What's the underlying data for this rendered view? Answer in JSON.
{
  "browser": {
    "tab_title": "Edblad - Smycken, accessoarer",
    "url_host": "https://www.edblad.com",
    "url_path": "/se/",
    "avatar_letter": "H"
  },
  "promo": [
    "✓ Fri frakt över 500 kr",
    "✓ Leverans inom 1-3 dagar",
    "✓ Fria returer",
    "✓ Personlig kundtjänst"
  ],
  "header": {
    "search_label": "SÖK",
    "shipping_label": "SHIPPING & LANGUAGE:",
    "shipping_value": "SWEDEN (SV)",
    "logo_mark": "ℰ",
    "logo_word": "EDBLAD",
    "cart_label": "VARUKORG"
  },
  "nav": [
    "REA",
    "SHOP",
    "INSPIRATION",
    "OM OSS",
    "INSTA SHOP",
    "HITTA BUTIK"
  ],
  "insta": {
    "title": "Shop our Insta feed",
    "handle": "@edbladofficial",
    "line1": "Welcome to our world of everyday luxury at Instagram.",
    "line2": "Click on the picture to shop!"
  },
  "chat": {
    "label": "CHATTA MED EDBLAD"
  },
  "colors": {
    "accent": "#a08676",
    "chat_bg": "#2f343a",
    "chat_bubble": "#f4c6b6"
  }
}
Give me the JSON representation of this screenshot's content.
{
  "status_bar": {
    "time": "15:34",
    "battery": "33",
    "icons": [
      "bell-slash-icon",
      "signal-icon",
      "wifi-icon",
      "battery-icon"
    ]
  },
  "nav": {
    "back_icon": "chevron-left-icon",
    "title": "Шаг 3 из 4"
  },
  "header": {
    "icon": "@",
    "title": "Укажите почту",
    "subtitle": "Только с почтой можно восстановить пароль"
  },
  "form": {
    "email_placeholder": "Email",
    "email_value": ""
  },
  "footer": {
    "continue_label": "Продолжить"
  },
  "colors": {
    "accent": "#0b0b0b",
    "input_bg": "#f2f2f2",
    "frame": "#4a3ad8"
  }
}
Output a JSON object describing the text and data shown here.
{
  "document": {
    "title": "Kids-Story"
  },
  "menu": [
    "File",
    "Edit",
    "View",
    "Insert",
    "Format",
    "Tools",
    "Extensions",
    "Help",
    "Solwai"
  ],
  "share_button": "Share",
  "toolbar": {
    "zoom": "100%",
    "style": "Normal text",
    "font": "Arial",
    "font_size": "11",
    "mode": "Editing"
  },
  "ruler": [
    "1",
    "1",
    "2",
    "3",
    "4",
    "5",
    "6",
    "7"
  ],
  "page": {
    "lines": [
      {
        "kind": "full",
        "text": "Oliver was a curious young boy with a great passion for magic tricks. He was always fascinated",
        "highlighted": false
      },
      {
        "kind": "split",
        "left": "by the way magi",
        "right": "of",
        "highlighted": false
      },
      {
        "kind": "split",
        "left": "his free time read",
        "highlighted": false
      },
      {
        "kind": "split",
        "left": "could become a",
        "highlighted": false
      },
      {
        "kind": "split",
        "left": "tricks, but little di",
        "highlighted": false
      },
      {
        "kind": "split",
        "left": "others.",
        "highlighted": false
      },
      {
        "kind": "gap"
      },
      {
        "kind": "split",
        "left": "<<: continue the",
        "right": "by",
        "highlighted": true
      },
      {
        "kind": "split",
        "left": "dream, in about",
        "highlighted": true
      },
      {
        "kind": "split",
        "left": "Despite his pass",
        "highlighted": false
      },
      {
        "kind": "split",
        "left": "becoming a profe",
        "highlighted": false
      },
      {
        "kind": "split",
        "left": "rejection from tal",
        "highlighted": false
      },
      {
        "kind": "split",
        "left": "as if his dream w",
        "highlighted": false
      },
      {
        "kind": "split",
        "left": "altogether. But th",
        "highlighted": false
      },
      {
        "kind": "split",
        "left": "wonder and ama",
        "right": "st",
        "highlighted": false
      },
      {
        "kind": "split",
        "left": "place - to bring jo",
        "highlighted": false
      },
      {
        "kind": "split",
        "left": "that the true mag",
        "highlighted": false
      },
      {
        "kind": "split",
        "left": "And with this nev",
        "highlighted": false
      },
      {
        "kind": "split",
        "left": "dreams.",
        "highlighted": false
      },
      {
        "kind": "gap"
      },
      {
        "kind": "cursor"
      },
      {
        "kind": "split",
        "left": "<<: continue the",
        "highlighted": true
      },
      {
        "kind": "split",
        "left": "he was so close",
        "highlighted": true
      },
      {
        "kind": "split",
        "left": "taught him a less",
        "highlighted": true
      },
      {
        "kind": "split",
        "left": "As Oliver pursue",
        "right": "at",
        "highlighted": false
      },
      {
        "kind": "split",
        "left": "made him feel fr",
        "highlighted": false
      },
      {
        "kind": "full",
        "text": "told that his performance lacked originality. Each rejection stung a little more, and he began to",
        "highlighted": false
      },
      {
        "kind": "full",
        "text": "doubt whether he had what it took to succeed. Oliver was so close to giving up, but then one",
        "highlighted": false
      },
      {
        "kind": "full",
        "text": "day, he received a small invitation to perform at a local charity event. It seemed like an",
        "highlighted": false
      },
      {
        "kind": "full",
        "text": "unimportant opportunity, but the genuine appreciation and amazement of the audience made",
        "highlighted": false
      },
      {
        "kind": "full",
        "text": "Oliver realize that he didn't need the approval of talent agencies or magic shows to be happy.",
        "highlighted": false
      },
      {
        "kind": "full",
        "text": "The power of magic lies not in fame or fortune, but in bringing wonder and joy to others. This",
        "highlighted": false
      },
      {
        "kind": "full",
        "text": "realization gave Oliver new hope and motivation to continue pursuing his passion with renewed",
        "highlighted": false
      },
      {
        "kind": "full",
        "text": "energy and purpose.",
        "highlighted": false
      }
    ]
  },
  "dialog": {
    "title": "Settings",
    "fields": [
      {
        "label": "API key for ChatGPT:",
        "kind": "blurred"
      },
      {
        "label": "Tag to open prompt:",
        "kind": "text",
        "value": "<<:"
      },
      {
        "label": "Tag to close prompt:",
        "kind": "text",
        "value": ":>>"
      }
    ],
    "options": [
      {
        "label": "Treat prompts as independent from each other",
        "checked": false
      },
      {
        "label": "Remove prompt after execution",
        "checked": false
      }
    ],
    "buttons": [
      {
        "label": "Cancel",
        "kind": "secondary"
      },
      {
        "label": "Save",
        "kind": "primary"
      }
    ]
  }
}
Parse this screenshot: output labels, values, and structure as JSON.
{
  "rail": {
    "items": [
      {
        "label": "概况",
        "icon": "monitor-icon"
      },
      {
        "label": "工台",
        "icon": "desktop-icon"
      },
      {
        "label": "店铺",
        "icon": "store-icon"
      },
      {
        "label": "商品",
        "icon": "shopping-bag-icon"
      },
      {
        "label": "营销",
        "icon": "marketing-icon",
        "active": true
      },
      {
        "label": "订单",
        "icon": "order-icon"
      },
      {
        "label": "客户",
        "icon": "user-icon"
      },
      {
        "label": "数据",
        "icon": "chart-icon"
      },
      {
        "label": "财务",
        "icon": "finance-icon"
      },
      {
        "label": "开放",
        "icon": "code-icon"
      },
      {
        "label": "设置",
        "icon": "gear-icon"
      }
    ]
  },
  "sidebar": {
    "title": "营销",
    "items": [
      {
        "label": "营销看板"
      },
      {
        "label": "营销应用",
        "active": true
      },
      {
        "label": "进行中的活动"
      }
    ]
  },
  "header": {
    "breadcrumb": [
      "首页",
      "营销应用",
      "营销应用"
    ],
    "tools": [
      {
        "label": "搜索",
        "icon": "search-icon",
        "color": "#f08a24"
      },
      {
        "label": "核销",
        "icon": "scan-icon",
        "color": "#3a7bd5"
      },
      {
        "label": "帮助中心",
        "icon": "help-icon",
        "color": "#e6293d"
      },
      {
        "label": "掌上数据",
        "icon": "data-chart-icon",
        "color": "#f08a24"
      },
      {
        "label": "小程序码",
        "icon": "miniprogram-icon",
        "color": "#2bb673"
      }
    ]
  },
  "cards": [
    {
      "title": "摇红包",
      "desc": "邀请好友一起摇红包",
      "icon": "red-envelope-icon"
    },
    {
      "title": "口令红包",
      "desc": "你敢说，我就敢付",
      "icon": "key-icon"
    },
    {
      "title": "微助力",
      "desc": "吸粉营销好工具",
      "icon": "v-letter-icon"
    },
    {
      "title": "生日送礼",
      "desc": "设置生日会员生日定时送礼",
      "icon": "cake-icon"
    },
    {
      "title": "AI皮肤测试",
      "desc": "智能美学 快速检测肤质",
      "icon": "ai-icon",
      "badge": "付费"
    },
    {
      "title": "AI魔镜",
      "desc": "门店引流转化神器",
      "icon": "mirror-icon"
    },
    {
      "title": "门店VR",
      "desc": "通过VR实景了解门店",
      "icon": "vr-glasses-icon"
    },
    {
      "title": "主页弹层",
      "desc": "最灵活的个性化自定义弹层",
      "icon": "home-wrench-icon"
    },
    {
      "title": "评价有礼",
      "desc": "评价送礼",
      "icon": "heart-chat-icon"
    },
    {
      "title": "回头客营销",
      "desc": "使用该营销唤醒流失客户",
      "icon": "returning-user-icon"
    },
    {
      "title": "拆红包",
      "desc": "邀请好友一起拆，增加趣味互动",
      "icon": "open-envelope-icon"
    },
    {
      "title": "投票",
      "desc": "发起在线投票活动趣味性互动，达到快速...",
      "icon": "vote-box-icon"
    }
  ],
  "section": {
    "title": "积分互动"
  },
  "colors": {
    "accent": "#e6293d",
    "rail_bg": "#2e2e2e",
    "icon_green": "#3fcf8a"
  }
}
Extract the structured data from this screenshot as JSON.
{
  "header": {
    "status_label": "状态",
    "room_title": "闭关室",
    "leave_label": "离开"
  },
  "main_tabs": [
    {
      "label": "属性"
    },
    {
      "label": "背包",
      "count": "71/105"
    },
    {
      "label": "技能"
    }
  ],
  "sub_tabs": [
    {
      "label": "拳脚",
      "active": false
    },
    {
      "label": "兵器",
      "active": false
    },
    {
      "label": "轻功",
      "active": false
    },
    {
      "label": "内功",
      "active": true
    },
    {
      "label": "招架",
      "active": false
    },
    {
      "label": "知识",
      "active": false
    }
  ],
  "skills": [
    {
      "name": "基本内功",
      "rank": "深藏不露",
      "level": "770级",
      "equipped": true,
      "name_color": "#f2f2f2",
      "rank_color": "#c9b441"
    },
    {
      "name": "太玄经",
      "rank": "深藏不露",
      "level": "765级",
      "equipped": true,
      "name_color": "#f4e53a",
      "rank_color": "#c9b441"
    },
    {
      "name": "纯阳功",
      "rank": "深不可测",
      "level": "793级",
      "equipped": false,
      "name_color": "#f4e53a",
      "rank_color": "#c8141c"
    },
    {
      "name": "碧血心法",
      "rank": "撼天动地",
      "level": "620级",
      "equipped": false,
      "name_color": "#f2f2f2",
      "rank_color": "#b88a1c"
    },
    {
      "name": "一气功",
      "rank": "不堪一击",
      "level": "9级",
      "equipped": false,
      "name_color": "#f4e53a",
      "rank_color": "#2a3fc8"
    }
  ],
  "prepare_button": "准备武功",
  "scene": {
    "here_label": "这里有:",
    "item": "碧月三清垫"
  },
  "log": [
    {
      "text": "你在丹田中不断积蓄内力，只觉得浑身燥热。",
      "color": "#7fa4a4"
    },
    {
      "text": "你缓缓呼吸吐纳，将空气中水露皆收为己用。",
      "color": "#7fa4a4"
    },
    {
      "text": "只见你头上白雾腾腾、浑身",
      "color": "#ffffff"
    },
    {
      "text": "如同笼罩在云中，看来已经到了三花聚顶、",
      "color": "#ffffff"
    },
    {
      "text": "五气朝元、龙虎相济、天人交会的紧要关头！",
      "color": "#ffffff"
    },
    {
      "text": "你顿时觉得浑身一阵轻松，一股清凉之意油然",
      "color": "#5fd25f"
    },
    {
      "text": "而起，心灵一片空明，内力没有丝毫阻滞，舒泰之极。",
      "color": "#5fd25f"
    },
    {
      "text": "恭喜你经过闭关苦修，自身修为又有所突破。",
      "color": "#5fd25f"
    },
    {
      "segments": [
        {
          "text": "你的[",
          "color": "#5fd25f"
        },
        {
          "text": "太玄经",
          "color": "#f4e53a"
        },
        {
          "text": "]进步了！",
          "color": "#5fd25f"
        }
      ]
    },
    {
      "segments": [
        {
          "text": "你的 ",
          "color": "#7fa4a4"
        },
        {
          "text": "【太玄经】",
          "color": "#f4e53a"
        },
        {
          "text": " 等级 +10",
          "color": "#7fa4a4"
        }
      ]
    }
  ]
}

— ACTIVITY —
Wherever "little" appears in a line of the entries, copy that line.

— TASK SOLUTION —
        "left": "tricks, but little di",
        "text": "told that his performance lacked originality. Each rejection stung a little more, and he began to",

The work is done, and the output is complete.